The question they asked themselves was, 'what was the most valuable asset that their business had'. Contrary to the usual answers of inventory, lease or even employees – even though employees are very high on the list, Ervin and Brian determined that their actual client base was their most valuable asset with their employees running a close 2nd. Once they determined this, they were on the right track to determining their niche.

PFS determined via their client base where their best clients were coming from and also analyzed where they were getting their best return. They saw a tremendous need in their customer base for financing for credit challenged individuals. Being primarily in the sub-prime market, Ervin and Brian further targeted a highly unique sector of the mortgage business – bankruptcies. They had spent 11 years dealing with the 'ins and outs' of bankruptcies, so much that 41% of their business was that specialized market. When this was unearthed, they had found their niche.

Niches can be very selective and they can be very broad as Ervin and Brian discovered. Even though they researched and found their niche, every issue they are presented with is unique. Though they offer many different products for their specialized market, they have been able to create a “service” niche. Through their creativity and understanding of the needs of their credit-challenged clients, they have been able to create literally a road map for each individual customer that is specific to them and in their best interest.

Priority Financial Service's research may be very different than the research you need to do. The important thing is to comb through your files and take a look for the biggest commonalities and find out all you can about that product, market or trend you discover. You will have your own realization and you'll be able to better define your target market and what particular products you need to concentrate your efforts on. Being everything to all people doesn't necessarily communicate in marketing. People want to know what you can do for them specifically and when you are able to communicate that to a specific group – bingo! You just hit the jack pot.

Joy Gendusa

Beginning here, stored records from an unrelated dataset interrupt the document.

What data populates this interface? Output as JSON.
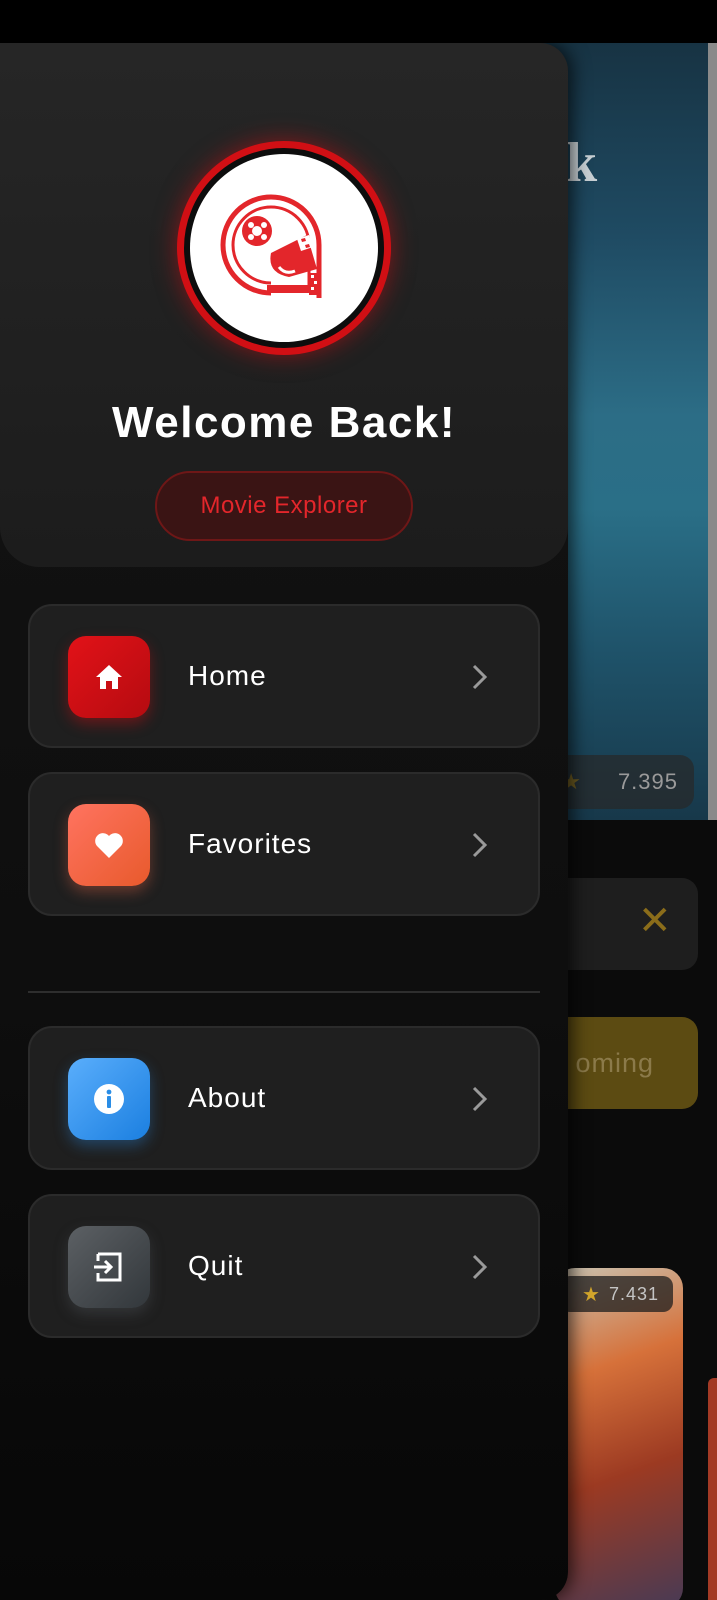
{
  "header": {
    "welcome_text": "Welcome Back!",
    "tagline": "Movie Explorer",
    "accent_color": "#d10f14"
  },
  "menu": {
    "primary": [
      {
        "label": "Home",
        "icon": "home-icon",
        "color": "#d10f14"
      },
      {
        "label": "Favorites",
        "icon": "heart-icon",
        "color": "#f06a4a"
      }
    ],
    "secondary": [
      {
        "label": "About",
        "icon": "info-icon",
        "color": "#2a8de6"
      },
      {
        "label": "Quit",
        "icon": "logout-icon",
        "color": "#5a5f63"
      }
    ]
  },
  "background": {
    "hero_title_fragment": "k",
    "hero_rating": "7.395",
    "chip_label_fragment": "oming",
    "card_rating": "7.431"
  }
}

Joy Gendusa founded PostcardMania in 1998 with a phone, computer and no capital investment. Since then, she has grown the company into one of the nation's most effective direct mail marketing firms, specializing in postcard marketing for small to large-sized businesses. Over the years, she expanded to offer mailing list acquisition, website development, email marketing–all while continuing to educate clients with free marketing advice.

She has been named Tampa Bay CEO of the Year, Business Woman of the Year in Tampa Bay and has been featured on MSNBC's "Your Business." PostcardMania is an Inc. 500 and 5000 company and has won awards for creativity, best business practices and leadership.

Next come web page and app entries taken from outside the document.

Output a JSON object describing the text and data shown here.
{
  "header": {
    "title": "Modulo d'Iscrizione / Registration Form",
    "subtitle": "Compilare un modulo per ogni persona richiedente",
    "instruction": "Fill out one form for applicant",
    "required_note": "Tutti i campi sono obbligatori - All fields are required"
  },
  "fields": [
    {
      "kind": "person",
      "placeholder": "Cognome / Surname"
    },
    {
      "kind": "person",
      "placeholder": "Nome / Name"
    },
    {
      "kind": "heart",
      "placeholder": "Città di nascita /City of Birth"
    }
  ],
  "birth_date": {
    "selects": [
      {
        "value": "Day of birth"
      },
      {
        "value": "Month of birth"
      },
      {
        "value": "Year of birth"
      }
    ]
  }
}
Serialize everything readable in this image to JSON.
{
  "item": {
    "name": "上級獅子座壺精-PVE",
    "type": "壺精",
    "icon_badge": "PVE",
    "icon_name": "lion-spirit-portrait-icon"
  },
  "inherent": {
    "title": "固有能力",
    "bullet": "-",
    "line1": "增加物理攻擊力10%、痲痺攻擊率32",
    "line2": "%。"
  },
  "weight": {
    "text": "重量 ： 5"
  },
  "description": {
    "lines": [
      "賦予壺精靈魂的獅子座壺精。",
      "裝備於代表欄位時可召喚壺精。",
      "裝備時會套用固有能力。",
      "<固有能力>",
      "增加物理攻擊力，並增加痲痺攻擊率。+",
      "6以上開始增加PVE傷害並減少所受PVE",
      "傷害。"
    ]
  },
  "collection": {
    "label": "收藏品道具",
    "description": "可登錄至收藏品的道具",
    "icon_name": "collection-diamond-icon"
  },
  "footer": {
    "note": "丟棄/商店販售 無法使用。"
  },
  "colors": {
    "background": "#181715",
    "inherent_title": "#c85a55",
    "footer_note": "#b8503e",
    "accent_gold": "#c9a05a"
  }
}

If you would like to interview Joy or book her as a speaker, please email or call 1-800-628-1804 ext. 281.

Call or Text a Marketing Consultant 1-800-628-1804